The Indian Industrial Value Chain Council (IIVCC), a group representing organisations involved in industrial production and consumption supply chain activities across India, has carried out research on some of the anomalies that exist in Indias aluminium industrial ecosystem, which are resulting in loss of forex for the country, an increased cost burden to Indian customers, and a denial of timely raw material inputs to the domestic aluminium manufacturing industry.
According to Ashok Kumar Agrawal, National Convener, Indian Industrial Value Chain Council (IIVCC), “As the country is rapidly rising from the ravages of the pandemic, there is a need to nurture and protect local manufacturing value chains, so that all participants, from large to small, medium and micro enterprises can benefit. Our research has revealed that there are policies and practices that send value outside India at the cost of domestic industry and consumers which must be reversed.”
“NALCO was provided bauxite mines free of cost for the express purpose of promoting the growth and development of the domestic aluminium industry in the country. Hence, excess aluminia which is not being consumed by NALCO should be offered to other domestic producers instead of exporting it,” he added.
Aluminium is one of the most critical metals in existence today, second only to steel in the overall level of consumption. Its versatile properties have been harnessed for a range of sectors including construction, electricals and defence, and its availability will be central to the success in adopting emerging technologies such as electric vehicles and renewable energy. But India’s future in terms of access to sufficient supplies of aluminium appear set to be disrupted by certain anomalies.
NALCO, a government of India enterprise, has an aluminium smelting capacity of 0.48 mtpa and an alumina production capacity of 2.3 mtpa, utilising India’s rich bauxite resources to produce the material and touching production above 2 million MT in both FY20 and FY21.
After utilising alumina for its own aluminium production, the company has surplus availability of alumina to the tune of 1.3 mtpa.
However, NALCO’s alumina exports presently account for a gigantic 60 per cent of its production. It utilises 1 mpta of alumina generated for captive consumption and the balance 1.3 mtpa is sold via tenders only to overseas buyers. That the company appears to prefer exporting this large volume instead of helping promote value addition within the domestic aluminium sector is baffling, especially in the light of the shortage of alumina availability within the domestic aluminium sector.
This worrying situation is against the spirit of the ‘Aatmanirbhar Bharat’ initiative. Alumina is a valuable intermediary product that is essential for producing sufficient quantities of aluminium. By exporting alumina, NALCO is creating an uneven playing field for its peer aluminium companies. Notably, NALCO has been provided bauxite mines free of cost solely for the growth and development of the aluminium industry in the country. But instead, the company is exporting an intermediary raw material to foreign beneficiaries, including to US-sanctioned countries and even to nations with whom India is experiencing geopolitical tensions.

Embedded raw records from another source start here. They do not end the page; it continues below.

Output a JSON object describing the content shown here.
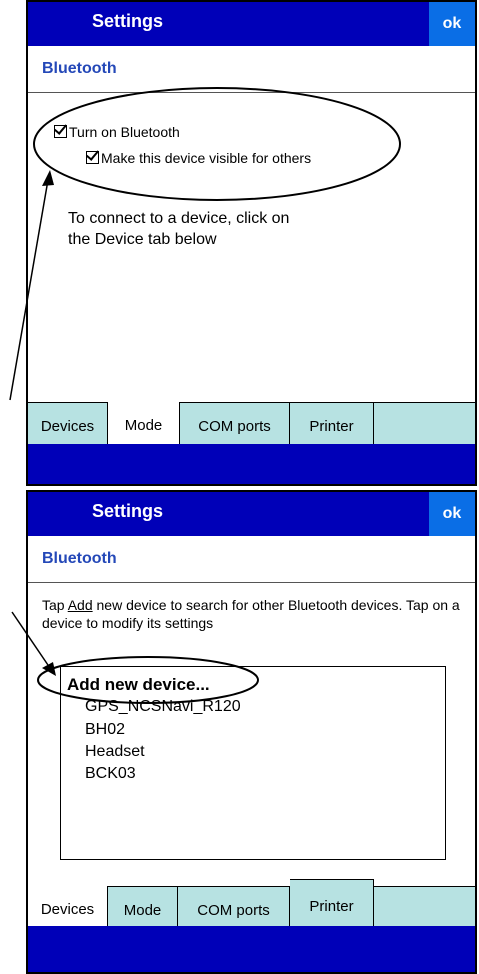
{
  "screen1": {
    "title": "Settings",
    "ok_label": "ok",
    "subtitle": "Bluetooth",
    "options": [
      {
        "label": "Turn on Bluetooth",
        "checked": true
      },
      {
        "label": "Make this device visible for others",
        "checked": true
      }
    ],
    "help_text": "To connect to a device, click on the Device tab below",
    "tabs": [
      "Devices",
      "Mode",
      "COM ports",
      "Printer"
    ],
    "active_tab": "Mode"
  },
  "screen2": {
    "title": "Settings",
    "ok_label": "ok",
    "subtitle": "Bluetooth",
    "help_before": "Tap ",
    "help_link": "Add",
    "help_after": " new device to search for other Bluetooth devices. Tap on a device to modify its settings",
    "add_device": "Add new device...",
    "devices": [
      "GPS_NCSNavi_R120",
      "BH02",
      "Headset",
      "BCK03"
    ],
    "tabs": [
      "Devices",
      "Mode",
      "COM ports",
      "Printer"
    ],
    "active_tab": "Devices"
  },
  "colors": {
    "titlebar": "#0000b8",
    "ok": "#0a6ee6",
    "subtitle": "#2448b8",
    "tab": "#b7e2e2"
  }
}
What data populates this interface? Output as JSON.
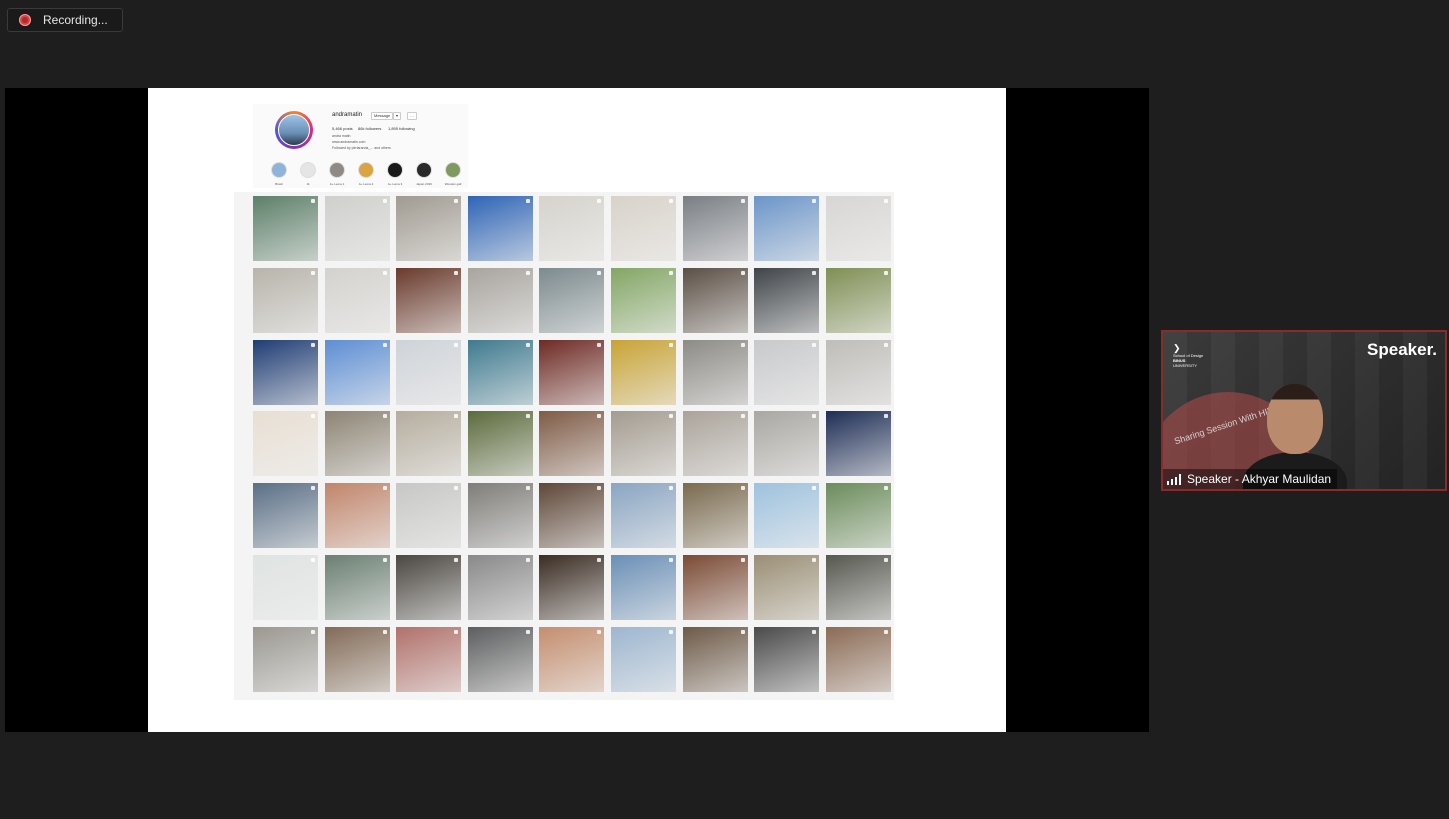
{
  "recording": {
    "label": "Recording...",
    "icon": "record-icon",
    "dot_color": "#d04848"
  },
  "shared_screen": {
    "profile": {
      "username": "andramatin",
      "buttons": [
        "Message",
        "▾",
        "…"
      ],
      "stats": [
        "5,466 posts",
        "86k followers",
        "1,895 following"
      ],
      "bio": [
        "andra matin",
        "www.andramatin.com",
        "Followed by pirriaranda_... and others"
      ],
      "highlights": [
        "Brasil",
        "Jk",
        "A+ Lema 1",
        "A+ Lema 2",
        "A+ Lema 3",
        "Japan 2019",
        "Wooden gall"
      ]
    },
    "grid_columns": 9,
    "grid_rows": 7,
    "thumbnail_colors": [
      [
        "#5d7f69",
        "#cfcfcc",
        "#a09a90",
        "#2e64b6",
        "#d6d3cc",
        "#d8d2c9",
        "#7a7e84",
        "#6b95c8",
        "#d8d6d4"
      ],
      [
        "#b8b4ab",
        "#d4d2ce",
        "#6a3a2c",
        "#a8a49e",
        "#7c8a8e",
        "#83a665",
        "#5b4f45",
        "#3f4448",
        "#7f8f54"
      ],
      [
        "#1f3d74",
        "#5d8ed4",
        "#cfd3d8",
        "#3f7a8f",
        "#6e2a24",
        "#c8a335",
        "#8d8b86",
        "#c8c9cb",
        "#bfbdb9"
      ],
      [
        "#e8dfd3",
        "#8d8474",
        "#b5ad9e",
        "#5c6b3d",
        "#7f5b46",
        "#a39b8f",
        "#aaa39a",
        "#a9a7a2",
        "#1d2d55"
      ],
      [
        "#5a6f85",
        "#c1856b",
        "#c7c7c5",
        "#7e7d79",
        "#5e4738",
        "#8aa5c2",
        "#7a6a4e",
        "#9ec2de",
        "#6b8c5b"
      ],
      [
        "#dfe3e2",
        "#6b7f72",
        "#4a4640",
        "#898989",
        "#3a2c22",
        "#6a8fb6",
        "#7b4a34",
        "#9a8e74",
        "#56584f"
      ],
      [
        "#9b9891",
        "#826b57",
        "#b1716a",
        "#5d5e5f",
        "#c48e6f",
        "#9db6cf",
        "#6d5a48",
        "#4a4a4a",
        "#8b6b55"
      ]
    ]
  },
  "speaker_tile": {
    "brand": "Speaker.",
    "logo_lines": [
      "School of Design",
      "BINUS",
      "UNIVERSITY"
    ],
    "banner_text": "Sharing Session With HIMARS 2021",
    "name_label": "Speaker - Akhyar Maulidan",
    "signal_icon": "signal-strength-icon",
    "border_color": "#8a2b2b"
  }
}
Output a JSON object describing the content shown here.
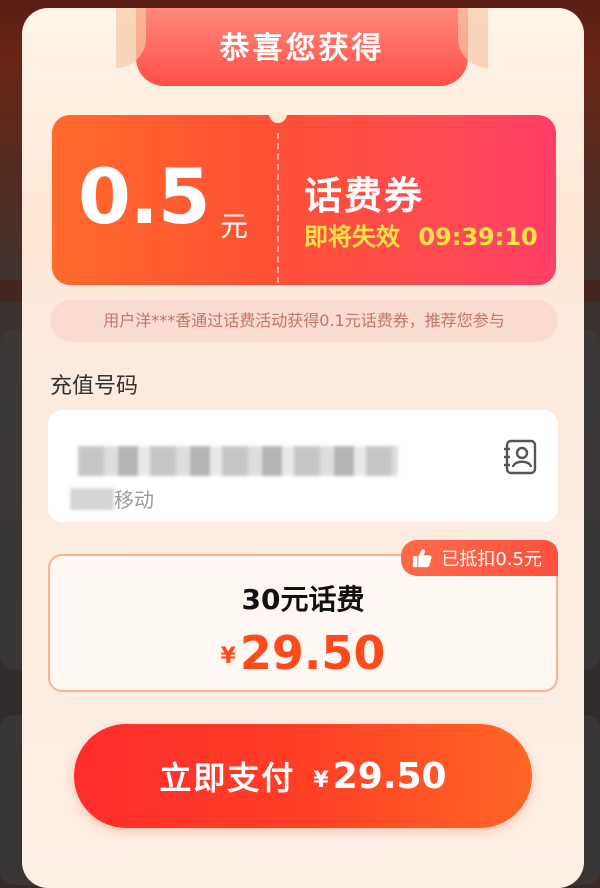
{
  "modal": {
    "title": "恭喜您获得"
  },
  "coupon": {
    "amount": "0.5",
    "unit": "元",
    "name": "话费券",
    "expire_label": "即将失效",
    "countdown": "09:39:10"
  },
  "notice": {
    "text": "用户洋***香通过话费活动获得0.1元话费券，推荐您参与"
  },
  "recharge": {
    "label": "充值号码",
    "carrier": "移动",
    "contacts_icon": "contacts-book-icon"
  },
  "product": {
    "deduct_badge": "已抵扣0.5元",
    "badge_icon": "thumbs-up-icon",
    "name": "30元话费",
    "currency": "¥",
    "price": "29.50"
  },
  "pay": {
    "label": "立即支付",
    "currency": "¥",
    "amount": "29.50"
  },
  "colors": {
    "accent_red": "#ff3b3b",
    "accent_orange": "#ff6a2b",
    "price_orange": "#ff4a1c",
    "expire_yellow": "#ffe24a"
  }
}
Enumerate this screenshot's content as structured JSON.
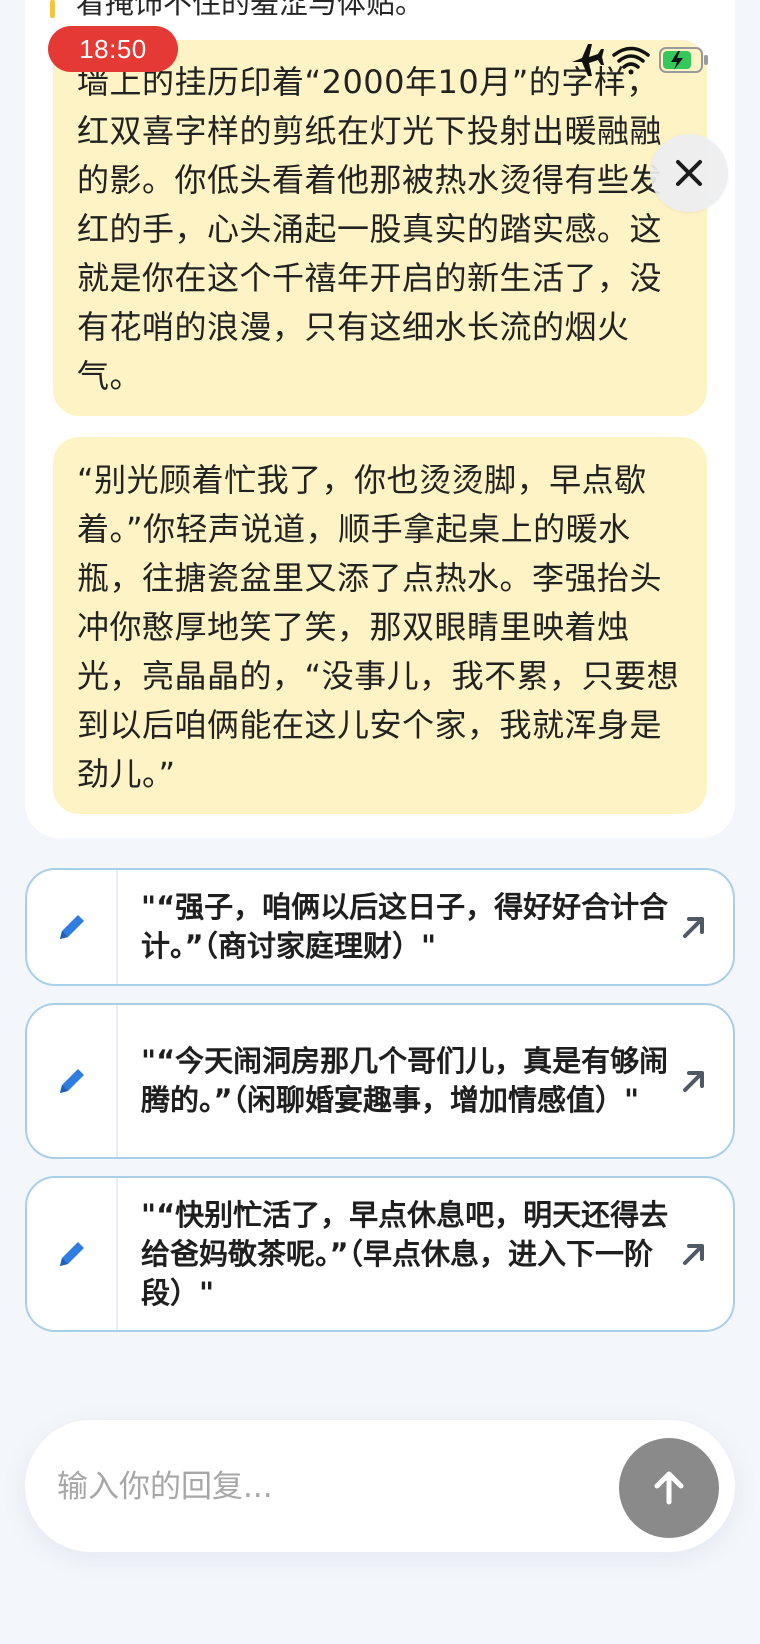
{
  "status_bar": {
    "time": "18:50"
  },
  "story": {
    "top_fragment": "看掩饰不住的羞涩与体贴。",
    "block_1": "墙上的挂历印着“2000年10月”的字样，红双喜字样的剪纸在灯光下投射出暖融融的影。你低头看着他那被热水烫得有些发红的手，心头涌起一股真实的踏实感。这就是你在这个千禧年开启的新生活了，没有花哨的浪漫，只有这细水长流的烟火气。",
    "block_2": "“别光顾着忙我了，你也烫烫脚，早点歇着。”你轻声说道，顺手拿起桌上的暖水瓶，往搪瓷盆里又添了点热水。李强抬头冲你憨厚地笑了笑，那双眼睛里映着烛光，亮晶晶的，“没事儿，我不累，只要想到以后咱俩能在这儿安个家，我就浑身是劲儿。”"
  },
  "options": [
    {
      "text": "\"“强子，咱俩以后这日子，得好好合计合计。”（商讨家庭理财）\""
    },
    {
      "text": "\"“今天闹洞房那几个哥们儿，真是有够闹腾的。”（闲聊婚宴趣事，增加情感值）\""
    },
    {
      "text": "\"“快别忙活了，早点休息吧，明天还得去给爸妈敬茶呢。”（早点休息，进入下一阶段）\""
    }
  ],
  "composer": {
    "placeholder": "输入你的回复...",
    "value": ""
  },
  "icons": {
    "edit": "pencil-icon",
    "open": "arrow-up-right-icon",
    "send": "arrow-up-icon",
    "close": "close-icon"
  },
  "colors": {
    "story_bg": "#fdf3c4",
    "option_border": "#a9cfe9",
    "pencil_blue": "#2f7de0",
    "time_pill": "#e53935",
    "send_button": "#8a8a8a"
  }
}
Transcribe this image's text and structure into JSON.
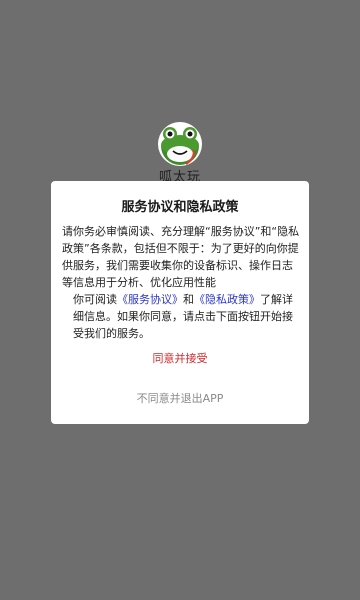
{
  "app": {
    "name": "呱太玩"
  },
  "dialog": {
    "title": "服务协议和隐私政策",
    "paragraph1": "请你务必审慎阅读、充分理解“服务协议”和“隐私政策”各条款，包括但不限于：为了更好的向你提供服务，我们需要收集你的设备标识、操作日志等信息用于分析、优化应用性能",
    "p2_prefix": "你可阅读",
    "link_service": "《服务协议》",
    "p2_and": "和",
    "link_privacy": "《隐私政策》",
    "p2_suffix": "了解详细信息。如果你同意，请点击下面按钮开始接受我们的服务。",
    "agree_label": "同意并接受",
    "disagree_label": "不同意并退出APP"
  },
  "colors": {
    "overlay": "#6e6e6e",
    "agree": "#d1272b",
    "link": "#2a36c8",
    "disagree": "#8a8a8a"
  }
}
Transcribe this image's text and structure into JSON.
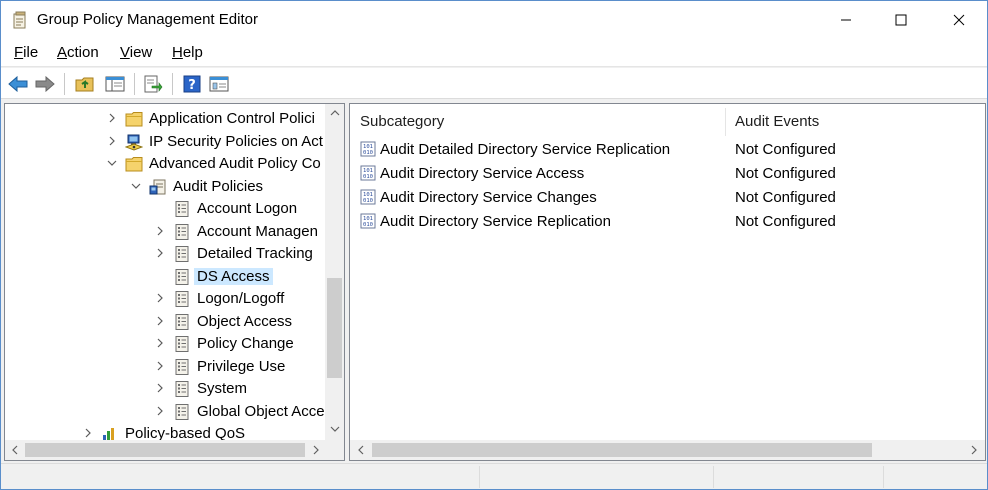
{
  "window": {
    "title": "Group Policy Management Editor"
  },
  "menu": [
    {
      "label": "File",
      "key": "F",
      "rest": "ile"
    },
    {
      "label": "Action",
      "key": "A",
      "rest": "ction"
    },
    {
      "label": "View",
      "key": "V",
      "rest": "iew"
    },
    {
      "label": "Help",
      "key": "H",
      "rest": "elp"
    }
  ],
  "toolbar": {
    "back_icon": "back-arrow-icon",
    "forward_icon": "forward-arrow-icon",
    "up_icon": "folder-up-icon",
    "console_tree_icon": "show-hide-tree-icon",
    "export_icon": "export-list-icon",
    "help_icon": "help-icon",
    "properties_icon": "properties-icon"
  },
  "tree": [
    {
      "label": "Application Control Polici",
      "expander": "collapsed",
      "icon": "folder-icon",
      "indent": 0
    },
    {
      "label": "IP Security Policies on Act",
      "expander": "collapsed",
      "icon": "ip-security-icon",
      "indent": 0
    },
    {
      "label": "Advanced Audit Policy Co",
      "expander": "expanded",
      "icon": "folder-icon",
      "indent": 0
    },
    {
      "label": "Audit Policies",
      "expander": "expanded",
      "icon": "audit-policies-icon",
      "indent": 1
    },
    {
      "label": "Account Logon",
      "expander": "none",
      "icon": "policy-icon",
      "indent": 2
    },
    {
      "label": "Account Managen",
      "expander": "collapsed",
      "icon": "policy-icon",
      "indent": 2
    },
    {
      "label": "Detailed Tracking",
      "expander": "collapsed",
      "icon": "policy-icon",
      "indent": 2
    },
    {
      "label": "DS Access",
      "expander": "none",
      "icon": "policy-icon",
      "indent": 2,
      "selected": true
    },
    {
      "label": "Logon/Logoff",
      "expander": "collapsed",
      "icon": "policy-icon",
      "indent": 2
    },
    {
      "label": "Object Access",
      "expander": "collapsed",
      "icon": "policy-icon",
      "indent": 2
    },
    {
      "label": "Policy Change",
      "expander": "collapsed",
      "icon": "policy-icon",
      "indent": 2
    },
    {
      "label": "Privilege Use",
      "expander": "collapsed",
      "icon": "policy-icon",
      "indent": 2
    },
    {
      "label": "System",
      "expander": "collapsed",
      "icon": "policy-icon",
      "indent": 2
    },
    {
      "label": "Global Object Acce",
      "expander": "collapsed",
      "icon": "policy-icon",
      "indent": 2
    },
    {
      "label": "Policy-based QoS",
      "expander": "collapsed",
      "icon": "qos-icon",
      "indent": -1
    }
  ],
  "list": {
    "columns": [
      "Subcategory",
      "Audit Events"
    ],
    "rows": [
      {
        "subcategory": "Audit Detailed Directory Service Replication",
        "events": "Not Configured"
      },
      {
        "subcategory": "Audit Directory Service Access",
        "events": "Not Configured"
      },
      {
        "subcategory": "Audit Directory Service Changes",
        "events": "Not Configured"
      },
      {
        "subcategory": "Audit Directory Service Replication",
        "events": "Not Configured"
      }
    ]
  },
  "colors": {
    "selection": "#cce8ff",
    "accent": "#0078d7",
    "border": "#828790"
  }
}
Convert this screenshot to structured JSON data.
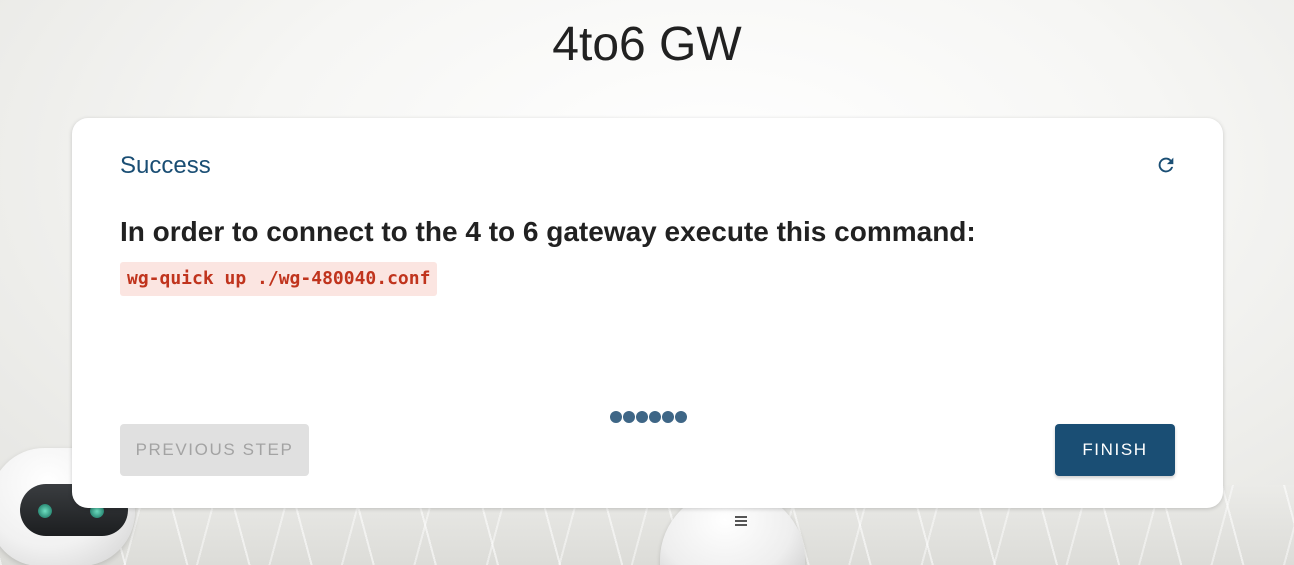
{
  "app": {
    "title": "4to6 GW"
  },
  "card": {
    "title": "Success",
    "refresh_icon": "refresh-icon",
    "instruction": "In order to connect to the 4 to 6 gateway execute this command:",
    "command": "wg-quick up ./wg-480040.conf"
  },
  "stepper": {
    "total_steps": 6
  },
  "actions": {
    "previous_label": "PREVIOUS STEP",
    "finish_label": "FINISH"
  },
  "colors": {
    "accent": "#1a4e74",
    "step_dot": "#3e6686",
    "code_text": "#c0341d",
    "code_background": "#fbe5e1",
    "disabled_button": "#e0e0e0"
  }
}
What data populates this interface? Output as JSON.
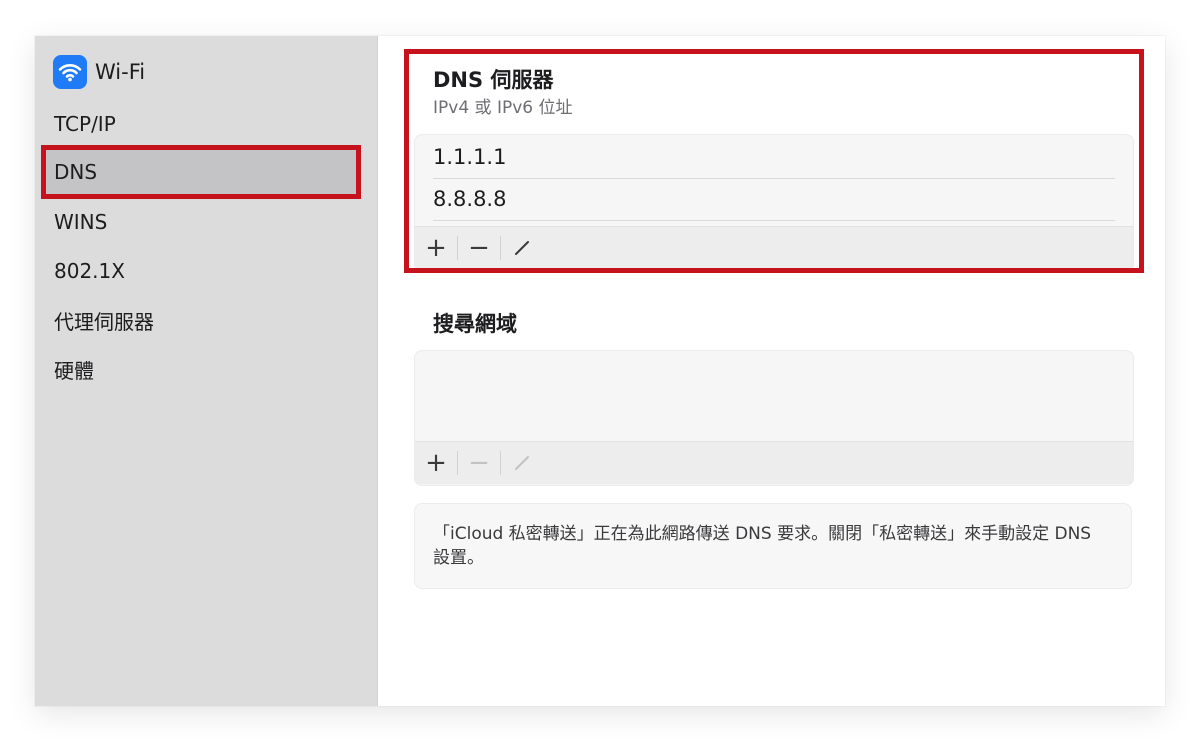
{
  "sidebar": {
    "title": "Wi-Fi",
    "items": [
      {
        "label": "TCP/IP"
      },
      {
        "label": "DNS"
      },
      {
        "label": "WINS"
      },
      {
        "label": "802.1X"
      },
      {
        "label": "代理伺服器"
      },
      {
        "label": "硬體"
      }
    ]
  },
  "dns": {
    "title": "DNS 伺服器",
    "subtitle": "IPv4 或 IPv6 位址",
    "servers": [
      "1.1.1.1",
      "8.8.8.8"
    ]
  },
  "search_domains": {
    "title": "搜尋網域"
  },
  "toolbar": {
    "add": "+",
    "remove": "−",
    "edit": "⁄"
  },
  "notice": {
    "text": "「iCloud 私密轉送」正在為此網路傳送 DNS 要求。關閉「私密轉送」來手動設定 DNS 設置。"
  },
  "colors": {
    "accent": "#1f7cf6",
    "highlight": "#c5121c",
    "sidebar_bg": "#dcdcdc"
  }
}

It is believed that the primary rationale for the PSU to follow this policy is that it needs to secure export benefits through supplying to overseas customers. However, there are several domestic aluminium smelters operate in established SEZs in the country and by supplying to these producers the PSU will get all the export benefits like duty drawback, EPCG benefits and others. SEZ-based plants have expressed their interest in participating in the NALCO tenders and paying the port prices for directly securing supplies from NALCO, which could net the PSU an additional 200 crore.
Due to NALCO’s policy to not supply locally to domestic aluminium players, there now exists a situation of simultaneous export and import of alumina within India, which has caused a loss to the exchequer of nearly $5 billion (Rs 40,000 crore) in just the last seven years.
This same alumina, which is being exported, is subsequently dumped back into the market in the form of aluminium. Currently, India imports nearly 60 per cent of our aluminium requirement annually, despite possessing the domestic production capacity to fully meet this demand.
The situation has given rise to a number of challenges. If the alumina being exported were instead processed within the country, a value addition of up to three times more could be achieved. The unnecessary roundabout in exporting and reimporting alumina is also congesting the logistics network domestically, in addition to creating additional pressures on the environment through increased carbon emissions.
Ultimately, foreign companies stand to gain from the increased access to alumina and consequent higher exports to India. It is astonishing to note that the nation in facts loses more forex than it gains through this approach, as it spends more on importing aluminium to account for the shortfall in alumina.
Urgent steps need to be undertaken to rectify this situation in the greater interest of the nation. Domestic utilisation of NALCO’s excess alumina, will promote value addition within the country, leading to more jobs and higher contributions to the exchequer.
The need of the hour is to enhance cross-enterprise collaboration for the greater good. Major producers need to work together to harness natural resources and dedicate them to the development of the nation. This would help greatly boost the national GDP and place India prominently on the global manufacturing map.